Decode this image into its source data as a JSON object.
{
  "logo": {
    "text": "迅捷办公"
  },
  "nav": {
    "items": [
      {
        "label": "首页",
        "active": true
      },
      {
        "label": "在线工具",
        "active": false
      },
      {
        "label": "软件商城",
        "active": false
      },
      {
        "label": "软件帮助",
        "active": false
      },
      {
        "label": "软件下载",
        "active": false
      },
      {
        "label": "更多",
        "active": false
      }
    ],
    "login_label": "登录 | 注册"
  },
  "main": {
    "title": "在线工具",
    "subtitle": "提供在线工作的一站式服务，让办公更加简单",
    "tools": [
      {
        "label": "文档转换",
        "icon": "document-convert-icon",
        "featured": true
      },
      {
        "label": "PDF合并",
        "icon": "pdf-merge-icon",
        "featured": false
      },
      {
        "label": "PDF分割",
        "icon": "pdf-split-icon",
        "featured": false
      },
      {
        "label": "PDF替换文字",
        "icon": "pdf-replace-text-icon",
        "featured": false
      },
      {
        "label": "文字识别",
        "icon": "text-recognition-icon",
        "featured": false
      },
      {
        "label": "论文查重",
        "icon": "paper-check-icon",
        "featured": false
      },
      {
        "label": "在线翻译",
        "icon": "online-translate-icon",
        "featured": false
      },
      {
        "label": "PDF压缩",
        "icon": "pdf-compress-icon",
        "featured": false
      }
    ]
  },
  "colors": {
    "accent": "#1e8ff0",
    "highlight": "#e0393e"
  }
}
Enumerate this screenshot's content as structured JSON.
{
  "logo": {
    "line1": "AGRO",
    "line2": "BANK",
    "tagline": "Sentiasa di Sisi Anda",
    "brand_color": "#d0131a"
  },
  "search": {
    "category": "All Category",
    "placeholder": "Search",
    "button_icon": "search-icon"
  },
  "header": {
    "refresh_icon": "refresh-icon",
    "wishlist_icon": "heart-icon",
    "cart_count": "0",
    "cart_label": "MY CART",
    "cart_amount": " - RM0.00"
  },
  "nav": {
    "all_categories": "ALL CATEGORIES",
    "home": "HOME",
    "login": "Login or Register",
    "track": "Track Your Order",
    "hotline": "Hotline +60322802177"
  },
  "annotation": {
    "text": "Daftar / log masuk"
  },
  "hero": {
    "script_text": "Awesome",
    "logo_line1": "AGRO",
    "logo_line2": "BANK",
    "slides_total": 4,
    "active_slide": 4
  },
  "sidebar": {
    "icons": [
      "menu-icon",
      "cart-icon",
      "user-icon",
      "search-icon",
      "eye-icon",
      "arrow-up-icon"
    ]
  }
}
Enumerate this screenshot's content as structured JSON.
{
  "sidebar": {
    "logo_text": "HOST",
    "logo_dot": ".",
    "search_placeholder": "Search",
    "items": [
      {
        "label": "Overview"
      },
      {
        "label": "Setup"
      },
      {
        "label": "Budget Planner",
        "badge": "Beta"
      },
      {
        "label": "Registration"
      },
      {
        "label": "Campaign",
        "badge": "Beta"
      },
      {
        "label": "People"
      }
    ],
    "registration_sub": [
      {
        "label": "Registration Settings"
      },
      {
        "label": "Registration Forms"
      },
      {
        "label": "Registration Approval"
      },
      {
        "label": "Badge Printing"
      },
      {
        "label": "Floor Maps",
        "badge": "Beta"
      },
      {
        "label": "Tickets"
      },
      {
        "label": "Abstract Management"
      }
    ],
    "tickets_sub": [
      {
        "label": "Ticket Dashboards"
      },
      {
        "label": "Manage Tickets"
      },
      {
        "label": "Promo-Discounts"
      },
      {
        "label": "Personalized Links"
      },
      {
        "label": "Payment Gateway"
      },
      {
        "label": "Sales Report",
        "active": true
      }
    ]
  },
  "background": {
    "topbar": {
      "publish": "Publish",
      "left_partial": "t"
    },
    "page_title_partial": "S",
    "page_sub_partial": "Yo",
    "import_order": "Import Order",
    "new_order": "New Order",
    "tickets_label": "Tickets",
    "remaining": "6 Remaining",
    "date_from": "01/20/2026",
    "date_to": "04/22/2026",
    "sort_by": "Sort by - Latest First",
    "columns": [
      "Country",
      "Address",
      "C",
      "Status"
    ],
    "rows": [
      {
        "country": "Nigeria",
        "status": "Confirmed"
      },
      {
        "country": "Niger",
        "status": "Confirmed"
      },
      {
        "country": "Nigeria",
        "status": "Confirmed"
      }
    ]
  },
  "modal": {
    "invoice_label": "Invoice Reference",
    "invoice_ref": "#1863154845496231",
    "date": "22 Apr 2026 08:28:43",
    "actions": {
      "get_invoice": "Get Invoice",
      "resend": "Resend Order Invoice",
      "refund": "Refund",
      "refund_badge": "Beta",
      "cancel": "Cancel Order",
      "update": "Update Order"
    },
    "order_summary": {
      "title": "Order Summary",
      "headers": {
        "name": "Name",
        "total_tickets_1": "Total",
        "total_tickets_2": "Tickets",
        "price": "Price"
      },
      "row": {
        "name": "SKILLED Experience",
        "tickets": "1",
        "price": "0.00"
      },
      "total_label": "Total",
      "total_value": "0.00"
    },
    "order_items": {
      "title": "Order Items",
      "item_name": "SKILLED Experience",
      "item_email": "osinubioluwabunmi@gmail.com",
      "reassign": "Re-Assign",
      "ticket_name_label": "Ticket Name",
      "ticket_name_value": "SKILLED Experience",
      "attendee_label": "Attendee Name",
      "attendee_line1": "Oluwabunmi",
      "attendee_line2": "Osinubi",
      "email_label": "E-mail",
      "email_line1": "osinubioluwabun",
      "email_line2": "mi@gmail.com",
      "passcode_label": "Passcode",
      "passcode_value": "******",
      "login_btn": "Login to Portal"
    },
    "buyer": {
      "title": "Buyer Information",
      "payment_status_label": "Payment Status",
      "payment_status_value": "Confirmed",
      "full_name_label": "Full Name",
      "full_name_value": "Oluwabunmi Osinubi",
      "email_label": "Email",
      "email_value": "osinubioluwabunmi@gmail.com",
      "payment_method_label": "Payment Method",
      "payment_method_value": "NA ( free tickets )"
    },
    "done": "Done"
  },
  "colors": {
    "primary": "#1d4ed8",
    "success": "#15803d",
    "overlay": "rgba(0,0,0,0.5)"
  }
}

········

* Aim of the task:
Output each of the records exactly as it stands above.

* Reply:
Decode this image into its source data as a JSON object.
{
  "logo": {
    "text": "迅捷办公"
  },
  "nav": {
    "items": [
      {
        "label": "首页",
        "active": true
      },
      {
        "label": "在线工具",
        "active": false
      },
      {
        "label": "软件商城",
        "active": false
      },
      {
        "label": "软件帮助",
        "active": false
      },
      {
        "label": "软件下载",
        "active": false
      },
      {
        "label": "更多",
        "active": false
      }
    ],
    "login_label": "登录 | 注册"
  },
  "main": {
    "title": "在线工具",
    "subtitle": "提供在线工作的一站式服务，让办公更加简单",
    "tools": [
      {
        "label": "文档转换",
        "icon": "document-convert-icon",
        "featured": true
      },
      {
        "label": "PDF合并",
        "icon": "pdf-merge-icon",
        "featured": false
      },
      {
        "label": "PDF分割",
        "icon": "pdf-split-icon",
        "featured": false
      },
      {
        "label": "PDF替换文字",
        "icon": "pdf-replace-text-icon",
        "featured": false
      },
      {
        "label": "文字识别",
        "icon": "text-recognition-icon",
        "featured": false
      },
      {
        "label": "论文查重",
        "icon": "paper-check-icon",
        "featured": false
      },
      {
        "label": "在线翻译",
        "icon": "online-translate-icon",
        "featured": false
      },
      {
        "label": "PDF压缩",
        "icon": "pdf-compress-icon",
        "featured": false
      }
    ]
  },
  "colors": {
    "accent": "#1e8ff0",
    "highlight": "#e0393e"
  }
}
Enumerate this screenshot's content as structured JSON.
{
  "logo": {
    "line1": "AGRO",
    "line2": "BANK",
    "tagline": "Sentiasa di Sisi Anda",
    "brand_color": "#d0131a"
  },
  "search": {
    "category": "All Category",
    "placeholder": "Search",
    "button_icon": "search-icon"
  },
  "header": {
    "refresh_icon": "refresh-icon",
    "wishlist_icon": "heart-icon",
    "cart_count": "0",
    "cart_label": "MY CART",
    "cart_amount": " - RM0.00"
  },
  "nav": {
    "all_categories": "ALL CATEGORIES",
    "home": "HOME",
    "login": "Login or Register",
    "track": "Track Your Order",
    "hotline": "Hotline +60322802177"
  },
  "annotation": {
    "text": "Daftar / log masuk"
  },
  "hero": {
    "script_text": "Awesome",
    "logo_line1": "AGRO",
    "logo_line2": "BANK",
    "slides_total": 4,
    "active_slide": 4
  },
  "sidebar": {
    "icons": [
      "menu-icon",
      "cart-icon",
      "user-icon",
      "search-icon",
      "eye-icon",
      "arrow-up-icon"
    ]
  }
}
Enumerate this screenshot's content as structured JSON.
{
  "sidebar": {
    "logo_text": "HOST",
    "logo_dot": ".",
    "search_placeholder": "Search",
    "items": [
      {
        "label": "Overview"
      },
      {
        "label": "Setup"
      },
      {
        "label": "Budget Planner",
        "badge": "Beta"
      },
      {
        "label": "Registration"
      },
      {
        "label": "Campaign",
        "badge": "Beta"
      },
      {
        "label": "People"
      }
    ],
    "registration_sub": [
      {
        "label": "Registration Settings"
      },
      {
        "label": "Registration Forms"
      },
      {
        "label": "Registration Approval"
      },
      {
        "label": "Badge Printing"
      },
      {
        "label": "Floor Maps",
        "badge": "Beta"
      },
      {
        "label": "Tickets"
      },
      {
        "label": "Abstract Management"
      }
    ],
    "tickets_sub": [
      {
        "label": "Ticket Dashboards"
      },
      {
        "label": "Manage Tickets"
      },
      {
        "label": "Promo-Discounts"
      },
      {
        "label": "Personalized Links"
      },
      {
        "label": "Payment Gateway"
      },
      {
        "label": "Sales Report",
        "active": true
      }
    ]
  },
  "background": {
    "topbar": {
      "publish": "Publish",
      "left_partial": "t"
    },
    "page_title_partial": "S",
    "page_sub_partial": "Yo",
    "import_order": "Import Order",
    "new_order": "New Order",
    "tickets_label": "Tickets",
    "remaining": "6 Remaining",
    "date_from": "01/20/2026",
    "date_to": "04/22/2026",
    "sort_by": "Sort by - Latest First",
    "columns": [
      "Country",
      "Address",
      "C",
      "Status"
    ],
    "rows": [
      {
        "country": "Nigeria",
        "status": "Confirmed"
      },
      {
        "country": "Niger",
        "status": "Confirmed"
      },
      {
        "country": "Nigeria",
        "status": "Confirmed"
      }
    ]
  },
  "modal": {
    "invoice_label": "Invoice Reference",
    "invoice_ref": "#1863154845496231",
    "date": "22 Apr 2026 08:28:43",
    "actions": {
      "get_invoice": "Get Invoice",
      "resend": "Resend Order Invoice",
      "refund": "Refund",
      "refund_badge": "Beta",
      "cancel": "Cancel Order",
      "update": "Update Order"
    },
    "order_summary": {
      "title": "Order Summary",
      "headers": {
        "name": "Name",
        "total_tickets_1": "Total",
        "total_tickets_2": "Tickets",
        "price": "Price"
      },
      "row": {
        "name": "SKILLED Experience",
        "tickets": "1",
        "price": "0.00"
      },
      "total_label": "Total",
      "total_value": "0.00"
    },
    "order_items": {
      "title": "Order Items",
      "item_name": "SKILLED Experience",
      "item_email": "osinubioluwabunmi@gmail.com",
      "reassign": "Re-Assign",
      "ticket_name_label": "Ticket Name",
      "ticket_name_value": "SKILLED Experience",
      "attendee_label": "Attendee Name",
      "attendee_line1": "Oluwabunmi",
      "attendee_line2": "Osinubi",
      "email_label": "E-mail",
      "email_line1": "osinubioluwabun",
      "email_line2": "mi@gmail.com",
      "passcode_label": "Passcode",
      "passcode_value": "******",
      "login_btn": "Login to Portal"
    },
    "buyer": {
      "title": "Buyer Information",
      "payment_status_label": "Payment Status",
      "payment_status_value": "Confirmed",
      "full_name_label": "Full Name",
      "full_name_value": "Oluwabunmi Osinubi",
      "email_label": "Email",
      "email_value": "osinubioluwabunmi@gmail.com",
      "payment_method_label": "Payment Method",
      "payment_method_value": "NA ( free tickets )"
    },
    "done": "Done"
  },
  "colors": {
    "primary": "#1d4ed8",
    "success": "#15803d",
    "overlay": "rgba(0,0,0,0.5)"
  }
}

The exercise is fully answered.